How to complete this task
Type out every entry again, character for character.

Extracted data
<<<<
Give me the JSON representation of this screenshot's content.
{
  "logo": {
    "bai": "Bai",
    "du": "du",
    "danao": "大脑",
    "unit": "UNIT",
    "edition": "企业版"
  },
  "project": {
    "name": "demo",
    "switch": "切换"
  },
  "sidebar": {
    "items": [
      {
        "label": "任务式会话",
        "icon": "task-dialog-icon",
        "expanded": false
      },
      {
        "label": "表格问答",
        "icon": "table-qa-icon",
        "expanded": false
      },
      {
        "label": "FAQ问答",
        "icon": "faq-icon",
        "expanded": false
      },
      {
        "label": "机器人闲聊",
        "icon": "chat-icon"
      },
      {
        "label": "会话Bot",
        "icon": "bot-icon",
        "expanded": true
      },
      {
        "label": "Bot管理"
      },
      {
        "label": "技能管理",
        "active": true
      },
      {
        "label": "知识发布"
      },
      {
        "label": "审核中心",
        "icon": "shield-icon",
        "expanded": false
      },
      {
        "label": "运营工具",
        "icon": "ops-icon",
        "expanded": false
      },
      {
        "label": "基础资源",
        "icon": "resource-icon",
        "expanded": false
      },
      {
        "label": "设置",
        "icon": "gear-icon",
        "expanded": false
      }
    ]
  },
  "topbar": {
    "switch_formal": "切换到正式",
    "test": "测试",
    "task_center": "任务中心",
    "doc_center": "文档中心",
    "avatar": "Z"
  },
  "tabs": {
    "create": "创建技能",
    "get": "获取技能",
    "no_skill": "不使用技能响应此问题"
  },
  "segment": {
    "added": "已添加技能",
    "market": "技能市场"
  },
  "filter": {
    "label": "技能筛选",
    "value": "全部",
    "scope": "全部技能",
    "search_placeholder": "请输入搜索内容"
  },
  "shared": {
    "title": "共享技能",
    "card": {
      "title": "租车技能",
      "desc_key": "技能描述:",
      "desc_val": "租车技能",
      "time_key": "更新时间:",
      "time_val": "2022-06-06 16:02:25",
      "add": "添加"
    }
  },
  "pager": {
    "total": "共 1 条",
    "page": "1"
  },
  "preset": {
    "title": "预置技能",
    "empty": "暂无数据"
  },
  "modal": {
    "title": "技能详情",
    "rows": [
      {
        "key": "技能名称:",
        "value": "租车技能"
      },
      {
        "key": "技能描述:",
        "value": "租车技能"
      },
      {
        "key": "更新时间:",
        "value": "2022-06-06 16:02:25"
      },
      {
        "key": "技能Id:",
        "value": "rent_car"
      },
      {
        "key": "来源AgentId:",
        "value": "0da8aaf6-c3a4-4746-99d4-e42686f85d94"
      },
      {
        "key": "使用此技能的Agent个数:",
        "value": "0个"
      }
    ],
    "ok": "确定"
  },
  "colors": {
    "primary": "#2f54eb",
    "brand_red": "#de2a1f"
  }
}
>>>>
Output below
Give me the JSON representation of this screenshot's content.
{
  "logo": {
    "bai": "Bai",
    "du": "du",
    "danao": "大脑",
    "unit": "UNIT",
    "edition": "企业版"
  },
  "project": {
    "name": "demo",
    "switch": "切换"
  },
  "sidebar": {
    "items": [
      {
        "label": "任务式会话",
        "icon": "task-dialog-icon",
        "expanded": false
      },
      {
        "label": "表格问答",
        "icon": "table-qa-icon",
        "expanded": false
      },
      {
        "label": "FAQ问答",
        "icon": "faq-icon",
        "expanded": false
      },
      {
        "label": "机器人闲聊",
        "icon": "chat-icon"
      },
      {
        "label": "会话Bot",
        "icon": "bot-icon",
        "expanded": true
      },
      {
        "label": "Bot管理"
      },
      {
        "label": "技能管理",
        "active": true
      },
      {
        "label": "知识发布"
      },
      {
        "label": "审核中心",
        "icon": "shield-icon",
        "expanded": false
      },
      {
        "label": "运营工具",
        "icon": "ops-icon",
        "expanded": false
      },
      {
        "label": "基础资源",
        "icon": "resource-icon",
        "expanded": false
      },
      {
        "label": "设置",
        "icon": "gear-icon",
        "expanded": false
      }
    ]
  },
  "topbar": {
    "switch_formal": "切换到正式",
    "test": "测试",
    "task_center": "任务中心",
    "doc_center": "文档中心",
    "avatar": "Z"
  },
  "tabs": {
    "create": "创建技能",
    "get": "获取技能",
    "no_skill": "不使用技能响应此问题"
  },
  "segment": {
    "added": "已添加技能",
    "market": "技能市场"
  },
  "filter": {
    "label": "技能筛选",
    "value": "全部",
    "scope": "全部技能",
    "search_placeholder": "请输入搜索内容"
  },
  "shared": {
    "title": "共享技能",
    "card": {
      "title": "租车技能",
      "desc_key": "技能描述:",
      "desc_val": "租车技能",
      "time_key": "更新时间:",
      "time_val": "2022-06-06 16:02:25",
      "add": "添加"
    }
  },
  "pager": {
    "total": "共 1 条",
    "page": "1"
  },
  "preset": {
    "title": "预置技能",
    "empty": "暂无数据"
  },
  "modal": {
    "title": "技能详情",
    "rows": [
      {
        "key": "技能名称:",
        "value": "租车技能"
      },
      {
        "key": "技能描述:",
        "value": "租车技能"
      },
      {
        "key": "更新时间:",
        "value": "2022-06-06 16:02:25"
      },
      {
        "key": "技能Id:",
        "value": "rent_car"
      },
      {
        "key": "来源AgentId:",
        "value": "0da8aaf6-c3a4-4746-99d4-e42686f85d94"
      },
      {
        "key": "使用此技能的Agent个数:",
        "value": "0个"
      }
    ],
    "ok": "确定"
  },
  "colors": {
    "primary": "#2f54eb",
    "brand_red": "#de2a1f"
  }
}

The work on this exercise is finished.